From the Chicago Reader (June 10, 2005). — J.R.
It seems like hardly anyone in the U.S. ever saw Hayao Miyazaki’s Howl’s Moving Castle, despite its enormous success elsewhere, apparently not so much because kids had trouble with it as because of the adult suits handling it. But Roger Ebert gave this film only two and a half stars while assigning Mr. and Mrs. Smith three stars the same week (June 10, 2005), suggesting that one of us was probably wrong — or maybe just that Japanese kids and I are both helplessly out of touch with the American mainstream as defined by some grown-ups. — J.R.
Howl’s Moving Castle
Directed and Written by Hayao Miyazaki
With the voices of Jean Simmons, Christian Bale, Lauren Bacall, Blythe Danner, Emily Mortimer, Josh Hutcherson, and Billy Crystal

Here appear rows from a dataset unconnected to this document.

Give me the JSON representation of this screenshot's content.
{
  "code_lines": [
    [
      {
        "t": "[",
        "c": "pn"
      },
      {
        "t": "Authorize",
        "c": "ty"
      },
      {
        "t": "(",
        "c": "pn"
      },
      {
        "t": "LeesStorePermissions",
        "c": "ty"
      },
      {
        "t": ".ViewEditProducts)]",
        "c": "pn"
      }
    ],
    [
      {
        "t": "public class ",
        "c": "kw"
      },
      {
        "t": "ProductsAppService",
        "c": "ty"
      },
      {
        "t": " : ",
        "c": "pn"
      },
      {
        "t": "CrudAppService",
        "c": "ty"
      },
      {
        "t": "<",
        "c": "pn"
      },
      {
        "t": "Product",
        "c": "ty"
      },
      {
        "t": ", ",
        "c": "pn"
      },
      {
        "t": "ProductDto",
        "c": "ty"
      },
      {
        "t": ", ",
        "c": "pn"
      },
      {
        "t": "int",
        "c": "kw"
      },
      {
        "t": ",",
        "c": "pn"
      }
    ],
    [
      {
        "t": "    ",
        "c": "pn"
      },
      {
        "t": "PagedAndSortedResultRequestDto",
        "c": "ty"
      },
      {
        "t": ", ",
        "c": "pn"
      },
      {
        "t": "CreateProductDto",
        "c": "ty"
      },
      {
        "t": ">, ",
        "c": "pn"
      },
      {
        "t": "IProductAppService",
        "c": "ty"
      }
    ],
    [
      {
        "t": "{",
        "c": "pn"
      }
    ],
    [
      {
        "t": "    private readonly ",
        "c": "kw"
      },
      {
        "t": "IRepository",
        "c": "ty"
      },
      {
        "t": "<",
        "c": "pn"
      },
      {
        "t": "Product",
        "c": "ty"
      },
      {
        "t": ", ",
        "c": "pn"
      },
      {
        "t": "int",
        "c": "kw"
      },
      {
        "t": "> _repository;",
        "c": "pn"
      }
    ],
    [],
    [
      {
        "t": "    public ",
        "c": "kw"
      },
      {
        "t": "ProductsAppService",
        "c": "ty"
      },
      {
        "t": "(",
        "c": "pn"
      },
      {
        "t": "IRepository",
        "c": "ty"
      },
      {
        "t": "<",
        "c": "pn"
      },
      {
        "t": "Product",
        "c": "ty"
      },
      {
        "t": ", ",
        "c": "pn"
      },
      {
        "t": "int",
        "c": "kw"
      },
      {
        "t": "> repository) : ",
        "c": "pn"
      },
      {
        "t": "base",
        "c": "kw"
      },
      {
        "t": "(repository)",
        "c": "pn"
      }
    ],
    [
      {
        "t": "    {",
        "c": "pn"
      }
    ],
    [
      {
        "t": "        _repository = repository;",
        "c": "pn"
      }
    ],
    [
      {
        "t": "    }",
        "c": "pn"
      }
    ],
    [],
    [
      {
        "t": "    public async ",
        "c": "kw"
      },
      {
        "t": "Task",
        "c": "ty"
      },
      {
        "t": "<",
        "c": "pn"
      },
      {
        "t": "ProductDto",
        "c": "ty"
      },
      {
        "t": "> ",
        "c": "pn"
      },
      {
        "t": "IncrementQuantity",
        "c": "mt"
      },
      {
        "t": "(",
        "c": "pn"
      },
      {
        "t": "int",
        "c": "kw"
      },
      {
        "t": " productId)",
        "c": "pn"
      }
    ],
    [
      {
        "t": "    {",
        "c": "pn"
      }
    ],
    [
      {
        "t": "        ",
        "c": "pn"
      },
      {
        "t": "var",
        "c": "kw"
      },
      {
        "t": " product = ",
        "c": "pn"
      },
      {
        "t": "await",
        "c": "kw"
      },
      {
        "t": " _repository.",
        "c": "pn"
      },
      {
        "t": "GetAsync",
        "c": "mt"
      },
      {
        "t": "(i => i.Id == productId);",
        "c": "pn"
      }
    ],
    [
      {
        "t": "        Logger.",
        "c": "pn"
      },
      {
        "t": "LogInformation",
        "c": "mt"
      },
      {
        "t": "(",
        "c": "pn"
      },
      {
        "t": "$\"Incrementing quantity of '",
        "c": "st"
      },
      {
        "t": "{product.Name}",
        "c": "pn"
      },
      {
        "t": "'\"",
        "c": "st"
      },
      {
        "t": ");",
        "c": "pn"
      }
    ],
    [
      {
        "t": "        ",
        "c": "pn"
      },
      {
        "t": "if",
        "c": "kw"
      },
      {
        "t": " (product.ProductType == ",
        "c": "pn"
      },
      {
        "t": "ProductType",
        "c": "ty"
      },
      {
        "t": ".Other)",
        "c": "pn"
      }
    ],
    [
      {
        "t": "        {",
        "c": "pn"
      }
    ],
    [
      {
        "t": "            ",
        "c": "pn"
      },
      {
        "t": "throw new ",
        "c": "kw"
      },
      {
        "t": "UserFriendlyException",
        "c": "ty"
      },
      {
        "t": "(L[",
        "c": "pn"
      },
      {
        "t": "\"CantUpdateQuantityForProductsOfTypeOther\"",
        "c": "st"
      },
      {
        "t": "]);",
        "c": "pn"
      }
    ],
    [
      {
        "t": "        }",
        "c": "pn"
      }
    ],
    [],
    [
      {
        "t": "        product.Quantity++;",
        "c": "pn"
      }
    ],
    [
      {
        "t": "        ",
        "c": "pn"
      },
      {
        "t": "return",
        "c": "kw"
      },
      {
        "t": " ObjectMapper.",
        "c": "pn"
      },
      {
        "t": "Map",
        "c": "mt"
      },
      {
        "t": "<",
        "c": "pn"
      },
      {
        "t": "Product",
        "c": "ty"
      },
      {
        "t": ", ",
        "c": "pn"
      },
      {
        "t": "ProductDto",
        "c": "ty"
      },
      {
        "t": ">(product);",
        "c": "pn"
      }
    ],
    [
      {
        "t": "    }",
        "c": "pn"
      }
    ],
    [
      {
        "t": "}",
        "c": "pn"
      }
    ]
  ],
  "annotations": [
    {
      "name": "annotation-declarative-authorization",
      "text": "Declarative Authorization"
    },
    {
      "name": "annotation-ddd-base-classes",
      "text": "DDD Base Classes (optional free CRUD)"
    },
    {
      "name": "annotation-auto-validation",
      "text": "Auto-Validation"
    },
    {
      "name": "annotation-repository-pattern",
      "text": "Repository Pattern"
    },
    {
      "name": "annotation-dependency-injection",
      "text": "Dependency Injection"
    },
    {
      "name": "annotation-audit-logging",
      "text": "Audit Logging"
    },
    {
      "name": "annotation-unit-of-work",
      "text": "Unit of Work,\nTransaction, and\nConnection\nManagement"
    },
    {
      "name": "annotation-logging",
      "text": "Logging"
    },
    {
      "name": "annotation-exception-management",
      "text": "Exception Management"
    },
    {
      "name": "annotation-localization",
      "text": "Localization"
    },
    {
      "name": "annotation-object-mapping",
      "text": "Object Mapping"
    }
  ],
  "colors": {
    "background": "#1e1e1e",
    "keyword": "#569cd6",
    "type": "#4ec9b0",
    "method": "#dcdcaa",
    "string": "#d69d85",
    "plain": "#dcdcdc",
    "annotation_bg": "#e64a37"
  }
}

The Adventures of Sharkboy & Lavagirl in 3-D
** (Worth seeing)
Directed by Robert Rodriguez
Written by Rodriguez and Racer Rodriguez
With Cayden Boyd, Taylor Dooley, Taylor Lautner, George Lopez, Jacob Davich, David Arquette, and Kristin Davis
Mr. and Mrs. Smith
no stars (Worthless)
Directed by Doug Liman
Written by Simon Kinberg
With Brad Pitt, Angelina Jolie, Vince Vaughn, Adam Brody, Kerry Washington, and Keith David
By Jonathan Rosenbaum
Sometimes movies earmarked for kids are a lot more nuanced, sophisticated, and mature than the ones that are allegedly for grown-ups. Read more
From the Chicago Reader (January 20, 1994). — J.R.
Chantal Akerman’s haunting 1993 masterpiece documents without commentary or dialogue her several-months-long trip from east Germany to Moscow — a tough and formally rigorous inventory of what the former Soviet bloc looks and feels like today. Akerman’s painterly penchant for finding Edward Hopper wherever she goes has never been more obvious; this travelogue seemingly offers vistas any alert tourist could find yet delivers a series of images and sounds that are impossible to shake later: the countless tracking shots, the sense of people forever waiting, the rare occurrence of a plaintive offscreen violin over an otherwise densely ambient sound track, static glimpses of roadside sites and domestic interiors, the periphery of an outdoor rock concert, a heavy Moscow snowfall, a crowded terminal where weary people and baggage are huddled together like so many dropped handkerchiefs. The only other film I know that imparts such a vivid sense of being somewhere is the Egyptian section of Straub-Huillet’s Too Early, Too Late. Everyone goes to movies in search of events, but the extraordinary events in Akerman’s sorrowful, intractable film are the shots themselves — the everyday recorded by a powerful artist with an acute eye and ear. Read more
A response to a poll, from Sight and Sound (January 2007). – J.R.
In order to write briefly about five films that I first saw in 2006 that are especially important to me, I have to violate a taboo against acknowledging works that aren’t (yet) readily available. More specifically, the first two on my list haven’t yet been seen very widely outside of film festivals and/or the countries where they were made, while the last two, even more rarefied, have only been shown under special circumstances, in both cases because their filmmakers are under no commercial pressures to release them and would like to oversee and monitor their exhibition. Although I’m aware that this may irritate some readers, I’d rather address them like adults than succumb to the infantile consumerist model of instant gratification, according to which works should be known about only when they can be immediately accessed. After all, some pleasures are worth waiting for.
Alain Resnais’ dark, exquisite, and highly personal adaptation of Alan Ayckbourn’s Private Fears of Public Places, which I saw at film festivals in Venice and Toronto, is eloquent testimony both to how distilled his art has become at age 84 and how readily Ayckbourn’s examples of English repression can be converted into French equivalents. Read more